When asked what she would change so more women could choose her specialty, she replied, “Allow us to have children. A man’s wife can get pregnant twice in the program. A woman should have that chance once.”
Things aren’t much better in the internal medicine training tract in Rwanda. There are only three women residents, highlighting a serious problem in their training pipeline. In the GYN training sessions, I noticed the women residents sat together and were shy about speaking up. I’ve also seen this in medical meetings and ward rounds in the U.S. We have learned over the past few decades that a critical mass of females is needed for women to feel empowered to speak, lead, share and support other women, as both professionals and patients.
One example of the importance of women was seen during the training clinic. A group of male doctors was huddled together, and one directed the woman patient to just “undress over there and come here to be examined.” Our volunteer woman physician decided some education for these male doctors was urgently needed. She asked Dr. L to go into the hallway and bring in all the nurses he could find. Then she asked him to undress and get into the stirrups with everyone in the room. He was horrified and practically shrunk in the corner. She then said, “That is what you just asked that woman to do.”
It was a wonderful teaching moment and the men really “got it.” But it took a woman to point it out to them. Sensitivity and appropriate medical demeanor have to be taught. And without a woman leader’s input, insensitive behavior just continues.
The problems these young Rwandan women faced juggling careers and families are universal. If one does a Google search “What is the biggest challenge facing women doctors,” the 2,530,000,000 results say:
- lifestyle and career choices
- family planning and career trajectory
- seeking balance
These issues that keep women out of professions are the same everywhere, and the young women doctors in both Rwanda and the USA are still struggling with gender problems that I struggled with over 35 years ago in my own training.
Rwanda is a progressive, beautiful country that aims to provide world-class medicine. Increasing the number of women physicians overall, especially OB/GYN specialists, is essential to achieving that goal. It won’t happen without systemic changes that acknowledge the needs of young women medical students and prioritizes bringing more women into medical training. Rwanda may be a little behind the Western countries, but we haven’t solved the gender discrepancy anywhere on the planet. These are not “women’s problems.” These are human problems that need to be addressed before we can reap the benefit from half of our workforce.

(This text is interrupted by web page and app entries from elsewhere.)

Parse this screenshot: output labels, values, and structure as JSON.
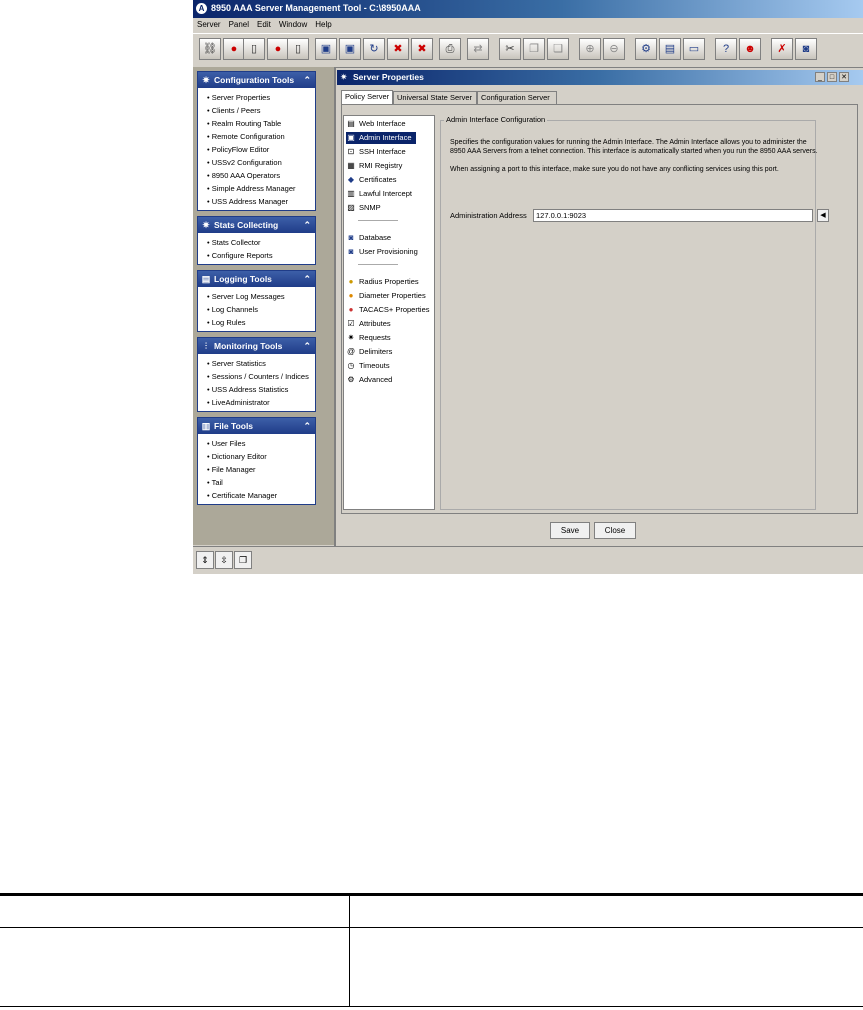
{
  "window": {
    "title": "8950 AAA Server Management Tool - C:\\8950AAA"
  },
  "menu": [
    "Server",
    "Panel",
    "Edit",
    "Window",
    "Help"
  ],
  "toolbar": {
    "icons": [
      "connect-icon",
      "record-red-icon",
      "server-icon",
      "record-red-icon",
      "server-icon",
      "save-icon",
      "save-all-icon",
      "refresh-icon",
      "close-window-icon",
      "delete-icon",
      "print-icon",
      "sync-icon",
      "cut-icon",
      "copy-icon",
      "paste-icon",
      "zoom-in-icon",
      "zoom-out-icon",
      "settings-icon",
      "document-icon",
      "monitor-icon",
      "help-icon",
      "user-icon",
      "tools-icon",
      "database-icon"
    ]
  },
  "sidebar": {
    "panels": [
      {
        "title": "Configuration Tools",
        "items": [
          "Server Properties",
          "Clients / Peers",
          "Realm Routing Table",
          "Remote Configuration",
          "PolicyFlow Editor",
          "USSv2 Configuration",
          "8950 AAA Operators",
          "Simple Address Manager",
          "USS Address Manager"
        ]
      },
      {
        "title": "Stats Collecting",
        "items": [
          "Stats Collector",
          "Configure Reports"
        ]
      },
      {
        "title": "Logging Tools",
        "items": [
          "Server Log Messages",
          "Log Channels",
          "Log Rules"
        ]
      },
      {
        "title": "Monitoring Tools",
        "items": [
          "Server Statistics",
          "Sessions / Counters / Indices",
          "USS Address Statistics",
          "LiveAdministrator"
        ]
      },
      {
        "title": "File Tools",
        "items": [
          "User Files",
          "Dictionary Editor",
          "File Manager",
          "Tail",
          "Certificate Manager"
        ]
      }
    ]
  },
  "server_properties": {
    "title": "Server Properties",
    "tabs": [
      "Policy Server",
      "Universal State Server",
      "Configuration Server"
    ],
    "nav": [
      "Web Interface",
      "Admin Interface",
      "SSH Interface",
      "RMI Registry",
      "Certificates",
      "Lawful Intercept",
      "SNMP",
      "Database",
      "User Provisioning",
      "Radius Properties",
      "Diameter Properties",
      "TACACS+ Properties",
      "Attributes",
      "Requests",
      "Delimiters",
      "Timeouts",
      "Advanced"
    ],
    "group_title": "Admin Interface Configuration",
    "desc1": "Specifies the configuration values for running the Admin Interface. The Admin Interface allows you to administer the 8950 AAA Servers from a telnet connection. This interface is automatically started when you run the 8950 AAA servers.",
    "desc2": "When assigning a port to this interface, make sure you do not have any conflicting services using this port.",
    "address_label": "Administration Address",
    "address_value": "127.0.0.1:9023",
    "save": "Save",
    "close": "Close"
  }
}
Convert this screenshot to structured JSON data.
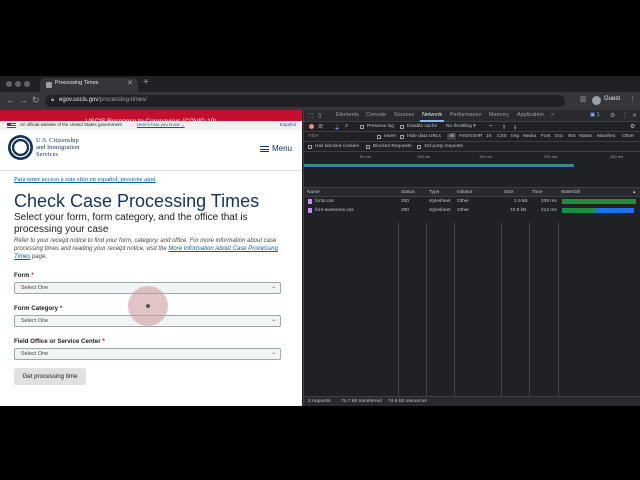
{
  "browser": {
    "tab_title": "Processing Times",
    "tab_close": "✕",
    "new_tab": "+",
    "url_host": "egov.uscis.gov",
    "url_path": "/processing-times/",
    "profile_label": "Guest"
  },
  "page": {
    "covid_banner": "USCIS Response to Coronavirus (COVID-19)",
    "gov_banner_text": "An official website of the United States government",
    "gov_banner_link": "Here's how you know",
    "language_link": "Español",
    "agency_line1": "U.S. Citizenship",
    "agency_line2": "and Immigration",
    "agency_line3": "Services",
    "menu_label": "Menu",
    "spanish_link": "Para tener acceso a este sitio en español, presione aquí",
    "title": "Check Case Processing Times",
    "subtitle": "Select your form, form category, and the office that is processing your case",
    "intro_text": "Refer to your receipt notice to find your form, category, and office. For more information about case processing times and reading your receipt notice, visit the",
    "intro_link": "More Information About Case Processing Times",
    "intro_end": "page.",
    "fields": [
      {
        "label": "Form",
        "required": "*",
        "value": "Select One"
      },
      {
        "label": "Form Category",
        "required": "*",
        "value": "Select One"
      },
      {
        "label": "Field Office or Service Center",
        "required": "*",
        "value": "Select One"
      }
    ],
    "submit_label": "Get processing time"
  },
  "devtools": {
    "tabs": [
      "Elements",
      "Console",
      "Sources",
      "Network",
      "Performance",
      "Memory",
      "Application",
      "»"
    ],
    "active_tab": "Network",
    "badge": "1",
    "toolbar": {
      "preserve_log": "Preserve log",
      "disable_cache": "Disable cache",
      "throttling": "No throttling"
    },
    "filter": {
      "placeholder": "Filter",
      "invert": "Invert",
      "hide_data_urls": "Hide data URLs",
      "types": [
        "All",
        "Fetch/XHR",
        "JS",
        "CSS",
        "Img",
        "Media",
        "Font",
        "Doc",
        "WS",
        "Wasm",
        "Manifest",
        "Other"
      ],
      "blocked_cookies": "Has blocked cookies",
      "blocked_requests": "Blocked Requests",
      "third_party": "3rd-party requests"
    },
    "overview_ticks": [
      "50 ms",
      "100 ms",
      "150 ms",
      "200 ms",
      "250 ms"
    ],
    "columns": [
      "Name",
      "Status",
      "Type",
      "Initiator",
      "Size",
      "Time",
      "Waterfall"
    ],
    "requests": [
      {
        "name": "fonts.css",
        "status": "200",
        "type": "stylesheet",
        "initiator": "Other",
        "size": "1.9 kB",
        "time": "239 ms"
      },
      {
        "name": "font-awesome.css",
        "status": "200",
        "type": "stylesheet",
        "initiator": "Other",
        "size": "72.8 kB",
        "time": "212 ms"
      }
    ],
    "status_bar": {
      "requests": "2 requests",
      "transferred": "74.7 kB transferred",
      "resources": "74.6 kB resources"
    }
  }
}
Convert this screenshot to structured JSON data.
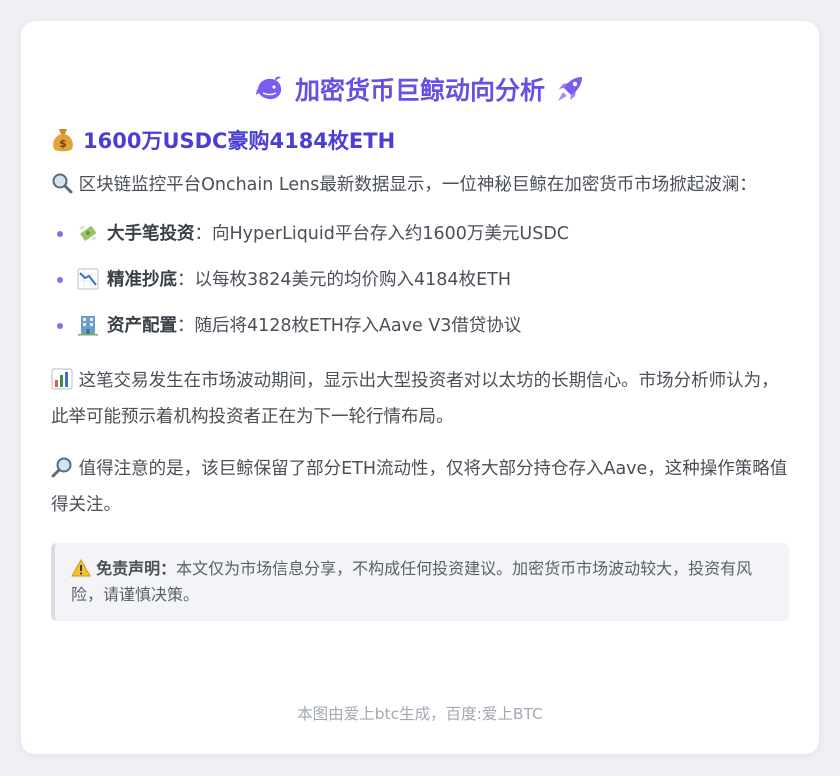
{
  "header": {
    "title": "加密货币巨鲸动向分析",
    "title_left_icon": "whale-icon",
    "title_right_icon": "rocket-icon"
  },
  "headline": {
    "icon": "money-bag-icon",
    "text": "1600万USDC豪购4184枚ETH"
  },
  "intro": {
    "icon": "magnifier-icon",
    "text": "区块链监控平台Onchain Lens最新数据显示，一位神秘巨鲸在加密货币市场掀起波澜："
  },
  "points": [
    {
      "icon": "money-wings-icon",
      "label": "大手笔投资",
      "text": "：向HyperLiquid平台存入约1600万美元USDC"
    },
    {
      "icon": "chart-down-icon",
      "label": "精准抄底",
      "text": "：以每枚3824美元的均价购入4184枚ETH"
    },
    {
      "icon": "bank-building-icon",
      "label": "资产配置",
      "text": "：随后将4128枚ETH存入Aave V3借贷协议"
    }
  ],
  "analysis": {
    "icon": "bar-chart-icon",
    "text": "这笔交易发生在市场波动期间，显示出大型投资者对以太坊的长期信心。市场分析师认为，此举可能预示着机构投资者正在为下一轮行情布局。"
  },
  "note": {
    "icon": "magnifier-right-icon",
    "text": "值得注意的是，该巨鲸保留了部分ETH流动性，仅将大部分持仓存入Aave，这种操作策略值得关注。"
  },
  "disclaimer": {
    "icon": "warning-icon",
    "label": "免责声明：",
    "text": "本文仅为市场信息分享，不构成任何投资建议。加密货币市场波动较大，投资有风险，请谨慎决策。"
  },
  "footer": {
    "text": "本图由爱上btc生成，百度:爱上BTC"
  },
  "colors": {
    "accent": "#6a4fe4",
    "headline": "#4a3fd4",
    "bullet": "#8a6de6",
    "background": "#eef0f5"
  }
}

Toni Brayer is an internal medicine physician.
Image credit: Shutterstock.com